O'Farrell, like Rachel Cusk who has created similar explorations of the family, is particularly deft at describing the struggles, triumphs and losses of motherhood. Notably eloquent are her depictions of Claire, Michael Francis's wife, as seen through her husband's eyes. Up until recently, we learn, she moved around almost always with one or two of her children attached. "He never saw her outline," O'Farrell writes. "She had become like one of those matryoshka dolls with the long-lashed eyes and the swirl-painted hair, always containing smaller versions of herself."
We see the mourning of that intimacy further down the line in Gretta, whose house is littered still with the memories of her small children. "The air, for Gretta, still rings with their cries, their squabbles, their triumphs, their small griefs. She cannot believe that time of life is over. For her, it all happened and is still happening and will happen for ever. The very bricks, mortar and plaster of this house are saturated with the lives of her three children. She cannot believe they have gone. And that they are back."

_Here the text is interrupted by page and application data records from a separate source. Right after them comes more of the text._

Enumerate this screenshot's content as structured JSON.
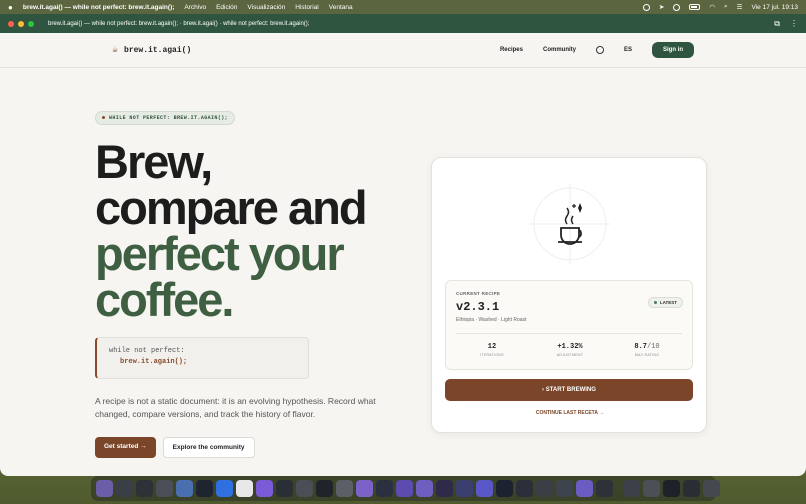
{
  "menubar": {
    "app_name": "brew.it.agai() — while not perfect: brew.it.again();",
    "items": [
      "Archivo",
      "Edición",
      "Visualización",
      "Historial",
      "Ventana"
    ],
    "datetime": "Vie 17 jul. 19:13"
  },
  "browser": {
    "tab_title": "brew.it.agai() — while not perfect: brew.it.again(); · brew.it.agai() · while not perfect: brew.it.again();"
  },
  "nav": {
    "logo_text": "brew.it.agai()",
    "links": [
      "Recipes",
      "Community"
    ],
    "language": "ES",
    "signin_label": "Sign in"
  },
  "hero": {
    "pill_label": "WHILE NOT PERFECT: BREW.IT.AGAIN();",
    "headline_line1": "Brew,",
    "headline_line2": "compare and",
    "headline_line3": "perfect your",
    "headline_line4": "coffee.",
    "code_line1": "while not perfect:",
    "code_line2": "brew.it.again();",
    "description": "A recipe is not a static document: it is an evolving hypothesis. Record what changed, compare versions, and track the history of flavor.",
    "cta_primary": "Get started",
    "cta_primary_arrow": "→",
    "cta_secondary": "Explore the community"
  },
  "card": {
    "label": "CURRENT RECIPE",
    "version": "v2.3.1",
    "origin": "Ethiopia · Washed · Light Roast",
    "badge": "LATEST",
    "stats": [
      {
        "value": "12",
        "suffix": "",
        "label": "ITERATIONS"
      },
      {
        "value": "+1.32%",
        "suffix": "",
        "label": "ADJUSTMENT"
      },
      {
        "value": "8.7",
        "suffix": "/10",
        "label": "MAX RATING"
      }
    ],
    "start_label": "› START BREWING",
    "continue_label": "CONTINUE LAST RECETA →"
  },
  "colors": {
    "brand_green": "#2f5540",
    "accent_brown": "#7a4528",
    "headline_green": "#3f5f43"
  },
  "dock": {
    "icon_colors": [
      "#6b5da8",
      "#3a3f47",
      "#2e3238",
      "#4a4f57",
      "#4a6fb0",
      "#1e2430",
      "#2f6fe0",
      "#e8e8ea",
      "#7a5ad6",
      "#2a2f36",
      "#4a4f56",
      "#1f242b",
      "#5b5f66",
      "#7b62c9",
      "#2a3040",
      "#5d4bb0",
      "#6d5ec0",
      "#2f2a4a",
      "#3a3f70",
      "#5a57c8",
      "#1c2230",
      "#2b2f3a",
      "#3a3f46",
      "#3e444d",
      "#6a5cc2",
      "#2d3138",
      "#3c4048",
      "#4b5057",
      "#1e2228",
      "#2a2e34",
      "#44484f"
    ]
  }
}
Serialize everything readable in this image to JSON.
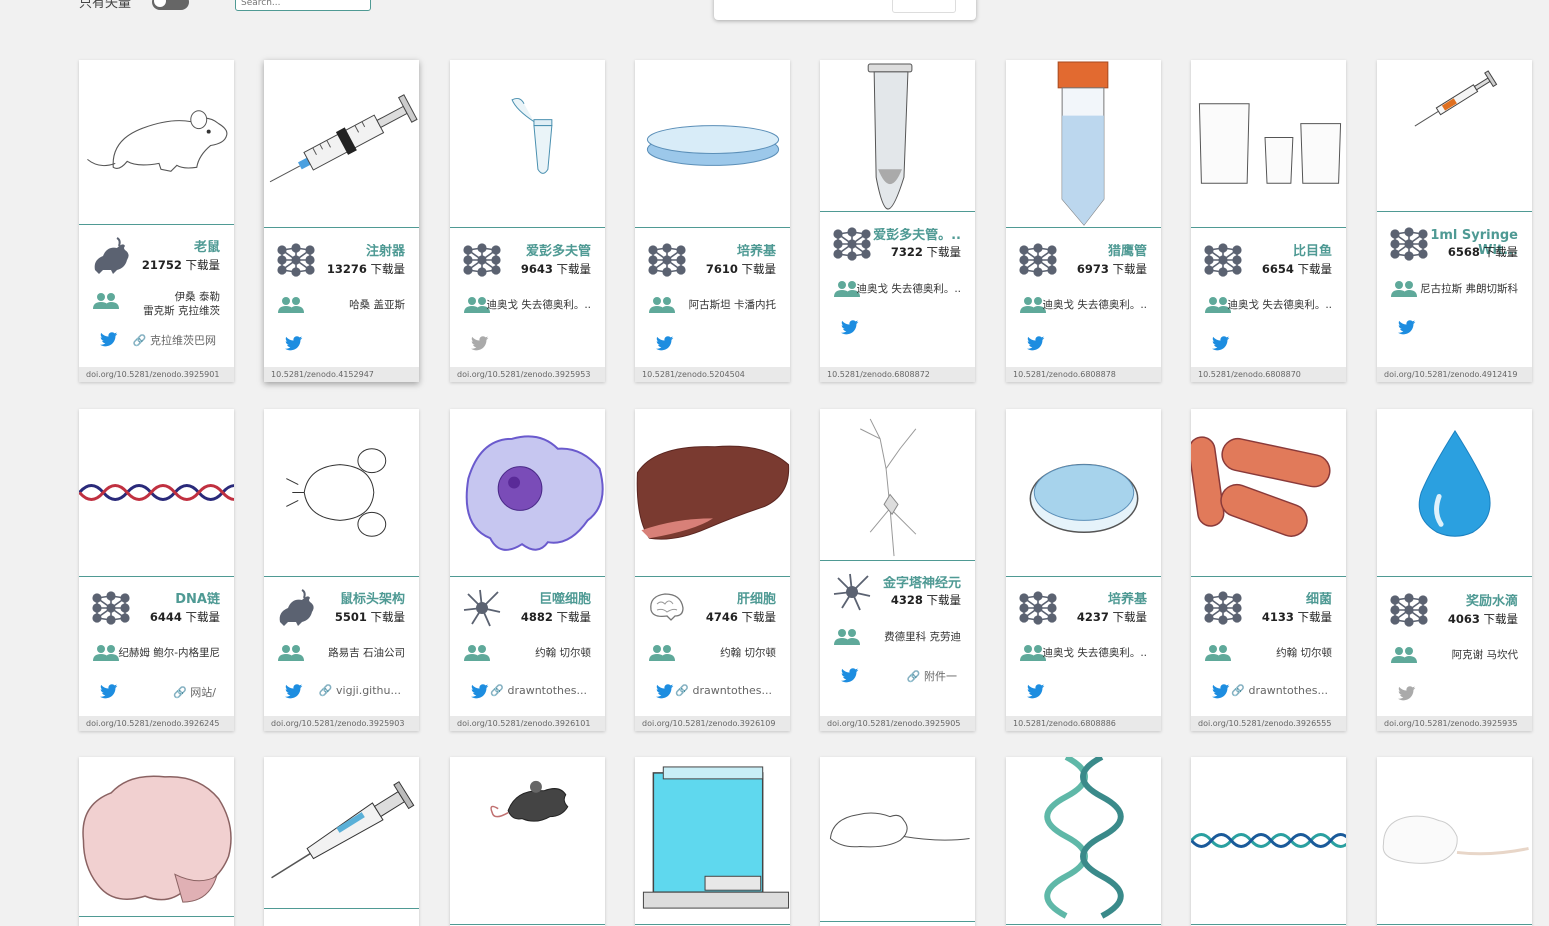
{
  "topbar": {
    "toggle_label": "只有矢量",
    "search_placeholder": "Search..."
  },
  "colors": {
    "accent": "#4f9a94",
    "twitter": "#1d8de0",
    "avatar": "#5b6271",
    "page_bg": "#f1f1f1"
  },
  "dl_suffix": "下载量",
  "cards": [
    {
      "title": "老鼠",
      "downloads": "21752",
      "authors_line1": "伊桑 泰勒",
      "authors_line2": "雷克斯 克拉维茨",
      "link": "克拉维茨巴网",
      "doi": "doi.org/10.5281/zenodo.3925901",
      "image": "mouse-outline",
      "avatar": "mouse-avatar",
      "twitter": true
    },
    {
      "title": "注射器",
      "downloads": "13276",
      "authors_line1": "哈桑 盖亚斯",
      "authors_line2": "",
      "link": "",
      "doi": "10.5281/zenodo.4152947",
      "image": "syringe",
      "avatar": "network-avatar",
      "twitter": true
    },
    {
      "title": "爱彭多夫管",
      "downloads": "9643",
      "authors_line1": "迪奥戈 失去德奥利。..",
      "authors_line2": "",
      "link": "",
      "doi": "doi.org/10.5281/zenodo.3925953",
      "image": "eppendorf-small",
      "avatar": "network-avatar",
      "twitter": false
    },
    {
      "title": "培养基",
      "downloads": "7610",
      "authors_line1": "阿古斯坦 卡潘内托",
      "authors_line2": "",
      "link": "",
      "doi": "10.5281/zenodo.5204504",
      "image": "petri-flat",
      "avatar": "network-avatar",
      "twitter": true
    },
    {
      "title": "爱彭多夫管。..",
      "downloads": "7322",
      "authors_line1": "迪奥戈 失去德奥利。..",
      "authors_line2": "",
      "link": "",
      "doi": "10.5281/zenodo.6808872",
      "image": "eppendorf-tube",
      "avatar": "network-avatar",
      "twitter": true
    },
    {
      "title": "猎鹰管",
      "downloads": "6973",
      "authors_line1": "迪奥戈 失去德奥利。..",
      "authors_line2": "",
      "link": "",
      "doi": "10.5281/zenodo.6808878",
      "image": "falcon-tube",
      "avatar": "network-avatar",
      "twitter": true
    },
    {
      "title": "比目鱼",
      "downloads": "6654",
      "authors_line1": "迪奥戈 失去德奥利。..",
      "authors_line2": "",
      "link": "",
      "doi": "10.5281/zenodo.6808870",
      "image": "beakers",
      "avatar": "network-avatar",
      "twitter": true
    },
    {
      "title": "1ml Syringe Wit...",
      "downloads": "6568",
      "authors_line1": "尼古拉斯 弗朗切斯科",
      "authors_line2": "",
      "link": "",
      "doi": "doi.org/10.5281/zenodo.4912419",
      "image": "syringe-small",
      "avatar": "network-avatar",
      "twitter": true
    },
    {
      "title": "DNA链",
      "downloads": "6444",
      "authors_line1": "纪赫姆 鲍尔-内格里尼",
      "authors_line2": "",
      "link": "网站/",
      "doi": "doi.org/10.5281/zenodo.3926245",
      "image": "dna-strand",
      "avatar": "network-avatar",
      "twitter": true
    },
    {
      "title": "鼠标头架构",
      "downloads": "5501",
      "authors_line1": "路易吉 石油公司",
      "authors_line2": "",
      "link": "vigji.githu...",
      "doi": "doi.org/10.5281/zenodo.3925903",
      "image": "mouse-head",
      "avatar": "mouse-avatar",
      "twitter": true
    },
    {
      "title": "巨噬细胞",
      "downloads": "4882",
      "authors_line1": "约翰 切尔顿",
      "authors_line2": "",
      "link": "drawntothes...",
      "doi": "doi.org/10.5281/zenodo.3926101",
      "image": "macrophage",
      "avatar": "neuron-avatar",
      "twitter": true
    },
    {
      "title": "肝细胞",
      "downloads": "4746",
      "authors_line1": "约翰 切尔顿",
      "authors_line2": "",
      "link": "drawntothes...",
      "doi": "doi.org/10.5281/zenodo.3926109",
      "image": "liver",
      "avatar": "brain-avatar",
      "twitter": true
    },
    {
      "title": "金字塔神经元",
      "downloads": "4328",
      "authors_line1": "费德里科 克劳迪",
      "authors_line2": "",
      "link": "附件一",
      "doi": "doi.org/10.5281/zenodo.3925905",
      "image": "neuron",
      "avatar": "neuron-avatar",
      "twitter": true
    },
    {
      "title": "培养基",
      "downloads": "4237",
      "authors_line1": "迪奥戈 失去德奥利。..",
      "authors_line2": "",
      "link": "",
      "doi": "10.5281/zenodo.6808886",
      "image": "petri-dish",
      "avatar": "network-avatar",
      "twitter": true
    },
    {
      "title": "细菌",
      "downloads": "4133",
      "authors_line1": "约翰 切尔顿",
      "authors_line2": "",
      "link": "drawntothes...",
      "doi": "doi.org/10.5281/zenodo.3926555",
      "image": "bacteria",
      "avatar": "network-avatar",
      "twitter": true
    },
    {
      "title": "奖励水滴",
      "downloads": "4063",
      "authors_line1": "阿克谢 马坎代",
      "authors_line2": "",
      "link": "",
      "doi": "doi.org/10.5281/zenodo.3925935",
      "image": "water-drop",
      "avatar": "network-avatar",
      "twitter": false
    },
    {
      "image": "brain"
    },
    {
      "image": "pipette"
    },
    {
      "image": "mouse-dark"
    },
    {
      "image": "balance"
    },
    {
      "image": "rat-outline"
    },
    {
      "image": "dna-vertical"
    },
    {
      "image": "dna-horizontal"
    },
    {
      "image": "mouse-white"
    }
  ]
}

Gretta, who wears giant floral smocks, pops pills and likes to talk so much that when her husband disappears her temples ache from stories "not spoken, unlistened to", is perhaps O'Farrell's most compelling creation. "Why did she have to be so overweight, so eccentrically dressed, so loud, so uninhibited, so wild-haired, so keen to tell everyone her life story?" ponders Michael Francis.
A fabulous, often comic figure, she seems to sum up the beauties and flaws of an old Irish-Catholic way of living. O'Farrell does not indulge in a great deal of cultural analysis but, when she does do so, it's here in this affectionate if also critical depiction of a generation who fled poverty in their homeland. But the beauty of O'Farrell's writing is not in its historical detail. Nor is it in any Jonathan Franzen-style skewering of our own generation's foibles. What she does is burrow into the hot, unchanging depths of family. She uses the bright light of her Bunsen burner to lay family bare, to make us ponder its dark hiding places. And it is decidedly moreish.
Instructions For A Heatwave
Tinder Press, £18.99